(Record extracts Opens)

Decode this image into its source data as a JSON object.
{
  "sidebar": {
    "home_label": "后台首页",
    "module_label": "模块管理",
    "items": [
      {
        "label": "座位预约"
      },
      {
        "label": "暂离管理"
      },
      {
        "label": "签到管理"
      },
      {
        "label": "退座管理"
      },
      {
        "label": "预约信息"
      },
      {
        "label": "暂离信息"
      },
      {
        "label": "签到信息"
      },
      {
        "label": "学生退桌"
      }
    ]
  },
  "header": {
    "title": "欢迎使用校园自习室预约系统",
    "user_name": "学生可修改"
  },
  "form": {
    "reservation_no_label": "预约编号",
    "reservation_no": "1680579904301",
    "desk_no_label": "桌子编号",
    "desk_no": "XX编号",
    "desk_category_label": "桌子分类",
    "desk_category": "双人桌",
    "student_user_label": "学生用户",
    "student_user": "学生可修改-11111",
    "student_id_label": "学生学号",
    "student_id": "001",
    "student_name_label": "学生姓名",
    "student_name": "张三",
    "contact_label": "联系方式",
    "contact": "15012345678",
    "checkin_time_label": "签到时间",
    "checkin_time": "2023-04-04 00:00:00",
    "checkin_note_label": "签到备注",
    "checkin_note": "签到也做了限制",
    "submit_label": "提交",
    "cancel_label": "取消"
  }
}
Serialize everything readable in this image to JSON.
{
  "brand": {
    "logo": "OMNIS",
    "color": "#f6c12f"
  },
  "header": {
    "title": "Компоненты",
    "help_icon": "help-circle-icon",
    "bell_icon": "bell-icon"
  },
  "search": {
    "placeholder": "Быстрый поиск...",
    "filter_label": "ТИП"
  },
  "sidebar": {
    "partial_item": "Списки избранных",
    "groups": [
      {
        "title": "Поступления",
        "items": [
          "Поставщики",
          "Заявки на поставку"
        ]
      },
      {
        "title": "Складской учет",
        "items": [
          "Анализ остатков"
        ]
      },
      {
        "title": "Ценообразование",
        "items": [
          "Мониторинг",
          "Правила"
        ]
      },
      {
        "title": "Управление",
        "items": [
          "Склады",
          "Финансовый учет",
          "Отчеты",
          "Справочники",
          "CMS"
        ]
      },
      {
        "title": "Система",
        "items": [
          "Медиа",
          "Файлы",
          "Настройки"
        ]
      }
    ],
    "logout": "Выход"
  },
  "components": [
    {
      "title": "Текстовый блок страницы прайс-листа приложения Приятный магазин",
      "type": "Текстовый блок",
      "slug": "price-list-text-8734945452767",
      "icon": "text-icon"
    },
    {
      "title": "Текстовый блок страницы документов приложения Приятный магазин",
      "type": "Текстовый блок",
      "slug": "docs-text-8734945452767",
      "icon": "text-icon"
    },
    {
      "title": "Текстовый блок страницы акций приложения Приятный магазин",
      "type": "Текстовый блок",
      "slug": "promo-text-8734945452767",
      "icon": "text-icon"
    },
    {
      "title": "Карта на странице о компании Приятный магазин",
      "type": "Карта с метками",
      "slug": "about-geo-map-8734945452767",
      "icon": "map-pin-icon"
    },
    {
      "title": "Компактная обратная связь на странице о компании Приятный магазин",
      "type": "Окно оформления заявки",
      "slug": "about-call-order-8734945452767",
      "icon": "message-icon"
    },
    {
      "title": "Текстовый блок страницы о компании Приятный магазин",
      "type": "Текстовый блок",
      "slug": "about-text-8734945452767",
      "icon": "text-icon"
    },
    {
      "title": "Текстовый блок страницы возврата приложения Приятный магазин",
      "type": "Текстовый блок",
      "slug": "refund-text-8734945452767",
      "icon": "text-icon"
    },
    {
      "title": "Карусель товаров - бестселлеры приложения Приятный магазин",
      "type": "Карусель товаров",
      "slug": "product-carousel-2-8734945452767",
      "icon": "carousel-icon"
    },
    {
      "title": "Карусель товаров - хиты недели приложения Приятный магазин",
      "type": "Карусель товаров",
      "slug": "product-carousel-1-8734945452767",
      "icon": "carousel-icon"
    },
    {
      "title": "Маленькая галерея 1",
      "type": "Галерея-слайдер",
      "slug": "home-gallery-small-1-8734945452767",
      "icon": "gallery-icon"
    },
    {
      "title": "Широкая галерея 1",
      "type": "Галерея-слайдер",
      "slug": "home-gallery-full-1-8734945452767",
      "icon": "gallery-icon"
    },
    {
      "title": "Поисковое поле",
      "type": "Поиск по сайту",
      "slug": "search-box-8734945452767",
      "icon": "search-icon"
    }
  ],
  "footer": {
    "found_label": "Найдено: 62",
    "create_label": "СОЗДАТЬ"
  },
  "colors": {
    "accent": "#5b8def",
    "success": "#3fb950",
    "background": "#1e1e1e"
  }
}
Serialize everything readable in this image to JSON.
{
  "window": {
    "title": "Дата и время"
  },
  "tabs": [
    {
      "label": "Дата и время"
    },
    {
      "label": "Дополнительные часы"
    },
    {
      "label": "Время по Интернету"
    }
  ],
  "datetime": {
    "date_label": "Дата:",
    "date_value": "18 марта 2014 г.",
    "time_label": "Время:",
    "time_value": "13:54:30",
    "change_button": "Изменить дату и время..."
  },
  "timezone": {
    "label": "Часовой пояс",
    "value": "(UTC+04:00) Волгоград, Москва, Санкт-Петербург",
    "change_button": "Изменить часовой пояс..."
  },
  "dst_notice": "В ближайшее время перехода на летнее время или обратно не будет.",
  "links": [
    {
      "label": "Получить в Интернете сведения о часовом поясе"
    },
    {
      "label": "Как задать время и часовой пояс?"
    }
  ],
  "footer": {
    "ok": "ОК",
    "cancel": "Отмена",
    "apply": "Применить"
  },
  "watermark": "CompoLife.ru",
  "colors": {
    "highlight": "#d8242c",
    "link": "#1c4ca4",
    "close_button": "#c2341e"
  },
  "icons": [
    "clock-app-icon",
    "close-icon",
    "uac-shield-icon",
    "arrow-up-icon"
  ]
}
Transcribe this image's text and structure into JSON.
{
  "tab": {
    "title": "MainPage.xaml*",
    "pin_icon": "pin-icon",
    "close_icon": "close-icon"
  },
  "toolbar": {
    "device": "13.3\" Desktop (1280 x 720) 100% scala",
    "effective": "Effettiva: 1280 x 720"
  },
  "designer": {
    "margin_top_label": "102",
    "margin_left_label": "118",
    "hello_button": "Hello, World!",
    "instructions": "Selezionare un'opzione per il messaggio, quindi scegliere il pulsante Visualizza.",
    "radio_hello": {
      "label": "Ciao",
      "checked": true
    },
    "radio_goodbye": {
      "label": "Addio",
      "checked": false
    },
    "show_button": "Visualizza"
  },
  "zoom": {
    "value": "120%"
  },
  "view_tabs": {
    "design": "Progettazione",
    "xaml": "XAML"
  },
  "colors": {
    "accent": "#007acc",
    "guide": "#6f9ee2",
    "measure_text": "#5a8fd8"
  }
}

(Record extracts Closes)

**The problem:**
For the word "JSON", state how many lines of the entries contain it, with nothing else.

**The completed task:**
4